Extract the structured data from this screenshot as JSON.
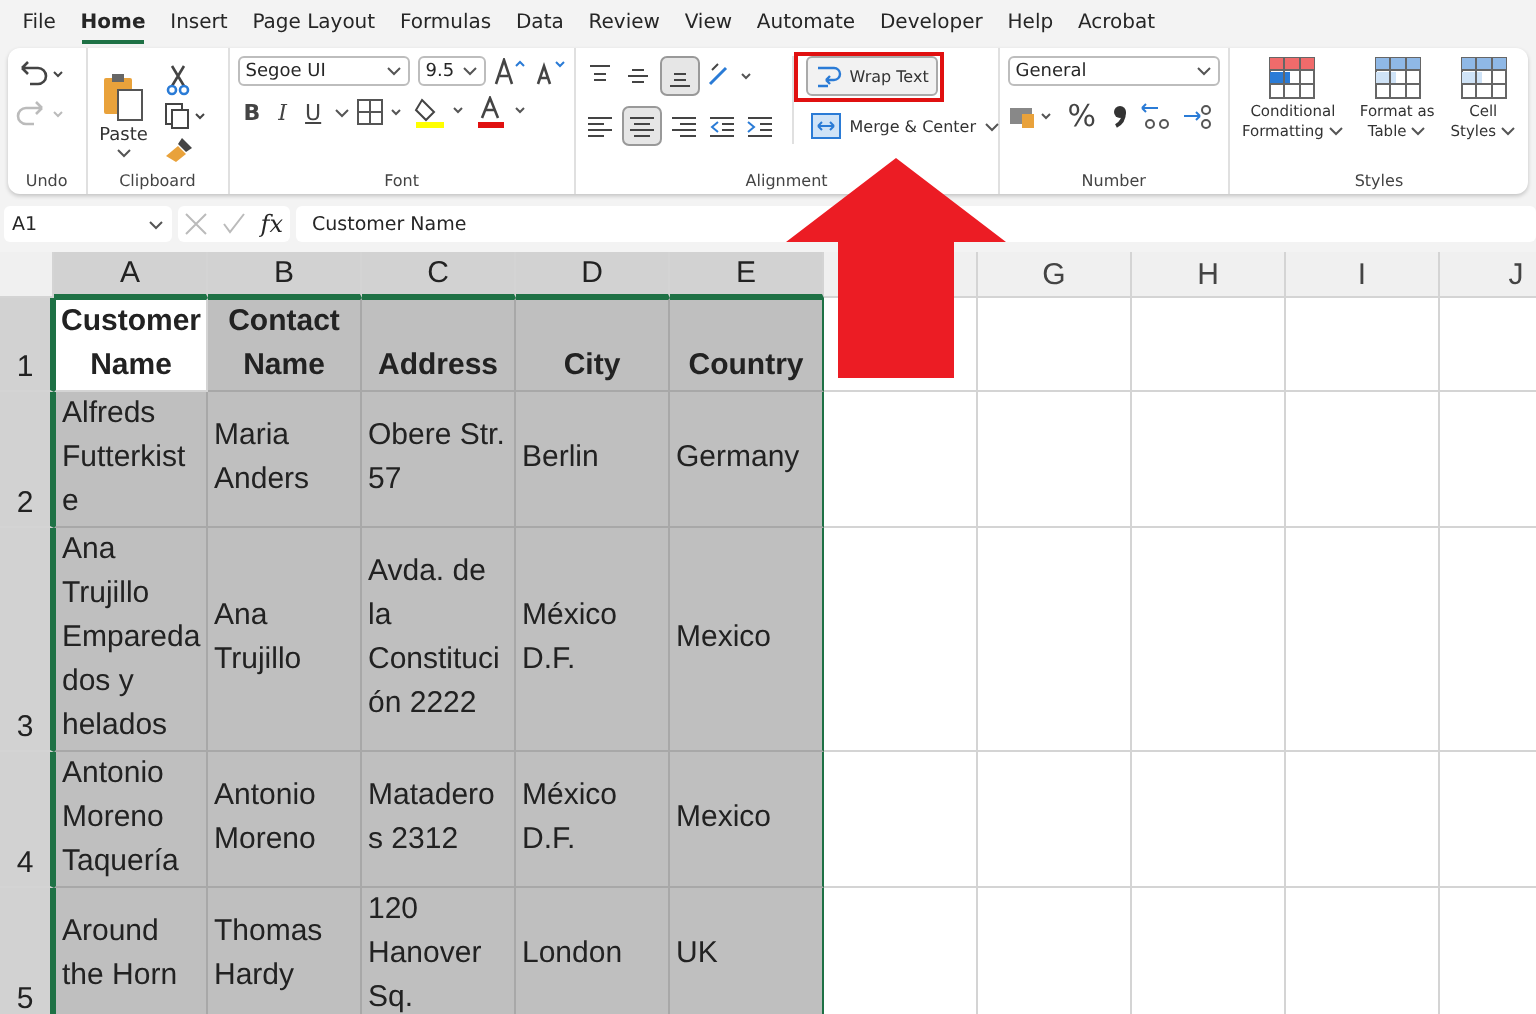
{
  "menu_tabs": [
    {
      "label": "File",
      "selected": false
    },
    {
      "label": "Home",
      "selected": true
    },
    {
      "label": "Insert",
      "selected": false
    },
    {
      "label": "Page Layout",
      "selected": false
    },
    {
      "label": "Formulas",
      "selected": false
    },
    {
      "label": "Data",
      "selected": false
    },
    {
      "label": "Review",
      "selected": false
    },
    {
      "label": "View",
      "selected": false
    },
    {
      "label": "Automate",
      "selected": false
    },
    {
      "label": "Developer",
      "selected": false
    },
    {
      "label": "Help",
      "selected": false
    },
    {
      "label": "Acrobat",
      "selected": false
    }
  ],
  "ribbon": {
    "undo": {
      "label": "Undo"
    },
    "clipboard": {
      "paste": "Paste",
      "label": "Clipboard"
    },
    "font": {
      "family": "Segoe UI",
      "size": "9.5",
      "bold": "B",
      "italic": "I",
      "underline": "U",
      "label": "Font"
    },
    "alignment": {
      "wrap_text": "Wrap Text",
      "merge": "Merge & Center",
      "label": "Alignment"
    },
    "number": {
      "format": "General",
      "percent": "%",
      "label": "Number"
    },
    "styles": {
      "buttons": [
        {
          "lines": [
            "Conditional",
            "Formatting"
          ]
        },
        {
          "lines": [
            "Format as",
            "Table"
          ]
        },
        {
          "lines": [
            "Cell",
            "Styles"
          ]
        }
      ],
      "label": "Styles"
    }
  },
  "formula_bar": {
    "name_box": "A1",
    "fx": "fx",
    "value": "Customer Name"
  },
  "sheet": {
    "columns": [
      {
        "label": "A",
        "selected": true
      },
      {
        "label": "B",
        "selected": true
      },
      {
        "label": "C",
        "selected": true
      },
      {
        "label": "D",
        "selected": true
      },
      {
        "label": "E",
        "selected": true
      },
      {
        "selected": false
      },
      {
        "label": "G",
        "selected": false
      },
      {
        "label": "H",
        "selected": false
      },
      {
        "label": "I",
        "selected": false
      },
      {
        "label": "J",
        "selected": false
      }
    ],
    "rows": [
      {
        "number": "1",
        "selected": true,
        "cells": [
          {
            "lines": [
              "Customer",
              "Name"
            ],
            "bold": true,
            "active": true
          },
          {
            "lines": [
              "Contact",
              "Name"
            ],
            "bold": true,
            "active": false
          },
          {
            "lines": [
              "Address"
            ],
            "bold": true,
            "active": false
          },
          {
            "lines": [
              "City"
            ],
            "bold": true,
            "active": false
          },
          {
            "lines": [
              "Country"
            ],
            "bold": true,
            "active": false
          }
        ]
      },
      {
        "number": "2",
        "selected": true,
        "cells": [
          {
            "lines": [
              "Alfreds",
              "Futterkist",
              "e"
            ],
            "bold": false,
            "active": false
          },
          {
            "lines": [
              "Maria",
              "Anders"
            ],
            "bold": false,
            "active": false
          },
          {
            "lines": [
              "Obere Str.",
              "57"
            ],
            "bold": false,
            "active": false
          },
          {
            "lines": [
              "Berlin"
            ],
            "bold": false,
            "active": false
          },
          {
            "lines": [
              "Germany"
            ],
            "bold": false,
            "active": false
          }
        ]
      },
      {
        "number": "3",
        "selected": true,
        "cells": [
          {
            "lines": [
              "Ana",
              "Trujillo",
              "Empareda",
              "dos y",
              "helados"
            ],
            "bold": false,
            "active": false
          },
          {
            "lines": [
              "Ana",
              "Trujillo"
            ],
            "bold": false,
            "active": false
          },
          {
            "lines": [
              "Avda. de",
              "la",
              "Constituci",
              "ón 2222"
            ],
            "bold": false,
            "active": false
          },
          {
            "lines": [
              "México",
              "D.F."
            ],
            "bold": false,
            "active": false
          },
          {
            "lines": [
              "Mexico"
            ],
            "bold": false,
            "active": false
          }
        ]
      },
      {
        "number": "4",
        "selected": true,
        "cells": [
          {
            "lines": [
              "Antonio",
              "Moreno",
              "Taquería"
            ],
            "bold": false,
            "active": false
          },
          {
            "lines": [
              "Antonio",
              "Moreno"
            ],
            "bold": false,
            "active": false
          },
          {
            "lines": [
              "Matadero",
              "s 2312"
            ],
            "bold": false,
            "active": false
          },
          {
            "lines": [
              "México",
              "D.F."
            ],
            "bold": false,
            "active": false
          },
          {
            "lines": [
              "Mexico"
            ],
            "bold": false,
            "active": false
          }
        ]
      },
      {
        "number": "5",
        "selected": true,
        "cells": [
          {
            "lines": [
              "Around",
              "the Horn"
            ],
            "bold": false,
            "active": false
          },
          {
            "lines": [
              "Thomas",
              "Hardy"
            ],
            "bold": false,
            "active": false
          },
          {
            "lines": [
              "120",
              "Hanover",
              "Sq."
            ],
            "bold": false,
            "active": false
          },
          {
            "lines": [
              "London"
            ],
            "bold": false,
            "active": false
          },
          {
            "lines": [
              "UK"
            ],
            "bold": false,
            "active": false
          }
        ]
      }
    ]
  }
}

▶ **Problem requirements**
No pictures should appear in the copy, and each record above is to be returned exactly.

▶ **Output for this task**
Extract the structured data from this screenshot as JSON.
{
  "menu_tabs": [
    {
      "label": "File",
      "selected": false
    },
    {
      "label": "Home",
      "selected": true
    },
    {
      "label": "Insert",
      "selected": false
    },
    {
      "label": "Page Layout",
      "selected": false
    },
    {
      "label": "Formulas",
      "selected": false
    },
    {
      "label": "Data",
      "selected": false
    },
    {
      "label": "Review",
      "selected": false
    },
    {
      "label": "View",
      "selected": false
    },
    {
      "label": "Automate",
      "selected": false
    },
    {
      "label": "Developer",
      "selected": false
    },
    {
      "label": "Help",
      "selected": false
    },
    {
      "label": "Acrobat",
      "selected": false
    }
  ],
  "ribbon": {
    "undo": {
      "label": "Undo"
    },
    "clipboard": {
      "paste": "Paste",
      "label": "Clipboard"
    },
    "font": {
      "family": "Segoe UI",
      "size": "9.5",
      "bold": "B",
      "italic": "I",
      "underline": "U",
      "label": "Font"
    },
    "alignment": {
      "wrap_text": "Wrap Text",
      "merge": "Merge & Center",
      "label": "Alignment"
    },
    "number": {
      "format": "General",
      "percent": "%",
      "label": "Number"
    },
    "styles": {
      "buttons": [
        {
          "lines": [
            "Conditional",
            "Formatting"
          ]
        },
        {
          "lines": [
            "Format as",
            "Table"
          ]
        },
        {
          "lines": [
            "Cell",
            "Styles"
          ]
        }
      ],
      "label": "Styles"
    }
  },
  "formula_bar": {
    "name_box": "A1",
    "fx": "fx",
    "value": "Customer Name"
  },
  "sheet": {
    "columns": [
      {
        "label": "A",
        "selected": true
      },
      {
        "label": "B",
        "selected": true
      },
      {
        "label": "C",
        "selected": true
      },
      {
        "label": "D",
        "selected": true
      },
      {
        "label": "E",
        "selected": true
      },
      {
        "selected": false
      },
      {
        "label": "G",
        "selected": false
      },
      {
        "label": "H",
        "selected": false
      },
      {
        "label": "I",
        "selected": false
      },
      {
        "label": "J",
        "selected": false
      }
    ],
    "rows": [
      {
        "number": "1",
        "selected": true,
        "cells": [
          {
            "lines": [
              "Customer",
              "Name"
            ],
            "bold": true,
            "active": true
          },
          {
            "lines": [
              "Contact",
              "Name"
            ],
            "bold": true,
            "active": false
          },
          {
            "lines": [
              "Address"
            ],
            "bold": true,
            "active": false
          },
          {
            "lines": [
              "City"
            ],
            "bold": true,
            "active": false
          },
          {
            "lines": [
              "Country"
            ],
            "bold": true,
            "active": false
          }
        ]
      },
      {
        "number": "2",
        "selected": true,
        "cells": [
          {
            "lines": [
              "Alfreds",
              "Futterkist",
              "e"
            ],
            "bold": false,
            "active": false
          },
          {
            "lines": [
              "Maria",
              "Anders"
            ],
            "bold": false,
            "active": false
          },
          {
            "lines": [
              "Obere Str.",
              "57"
            ],
            "bold": false,
            "active": false
          },
          {
            "lines": [
              "Berlin"
            ],
            "bold": false,
            "active": false
          },
          {
            "lines": [
              "Germany"
            ],
            "bold": false,
            "active": false
          }
        ]
      },
      {
        "number": "3",
        "selected": true,
        "cells": [
          {
            "lines": [
              "Ana",
              "Trujillo",
              "Empareda",
              "dos y",
              "helados"
            ],
            "bold": false,
            "active": false
          },
          {
            "lines": [
              "Ana",
              "Trujillo"
            ],
            "bold": false,
            "active": false
          },
          {
            "lines": [
              "Avda. de",
              "la",
              "Constituci",
              "ón 2222"
            ],
            "bold": false,
            "active": false
          },
          {
            "lines": [
              "México",
              "D.F."
            ],
            "bold": false,
            "active": false
          },
          {
            "lines": [
              "Mexico"
            ],
            "bold": false,
            "active": false
          }
        ]
      },
      {
        "number": "4",
        "selected": true,
        "cells": [
          {
            "lines": [
              "Antonio",
              "Moreno",
              "Taquería"
            ],
            "bold": false,
            "active": false
          },
          {
            "lines": [
              "Antonio",
              "Moreno"
            ],
            "bold": false,
            "active": false
          },
          {
            "lines": [
              "Matadero",
              "s 2312"
            ],
            "bold": false,
            "active": false
          },
          {
            "lines": [
              "México",
              "D.F."
            ],
            "bold": false,
            "active": false
          },
          {
            "lines": [
              "Mexico"
            ],
            "bold": false,
            "active": false
          }
        ]
      },
      {
        "number": "5",
        "selected": true,
        "cells": [
          {
            "lines": [
              "Around",
              "the Horn"
            ],
            "bold": false,
            "active": false
          },
          {
            "lines": [
              "Thomas",
              "Hardy"
            ],
            "bold": false,
            "active": false
          },
          {
            "lines": [
              "120",
              "Hanover",
              "Sq."
            ],
            "bold": false,
            "active": false
          },
          {
            "lines": [
              "London"
            ],
            "bold": false,
            "active": false
          },
          {
            "lines": [
              "UK"
            ],
            "bold": false,
            "active": false
          }
        ]
      }
    ]
  }
}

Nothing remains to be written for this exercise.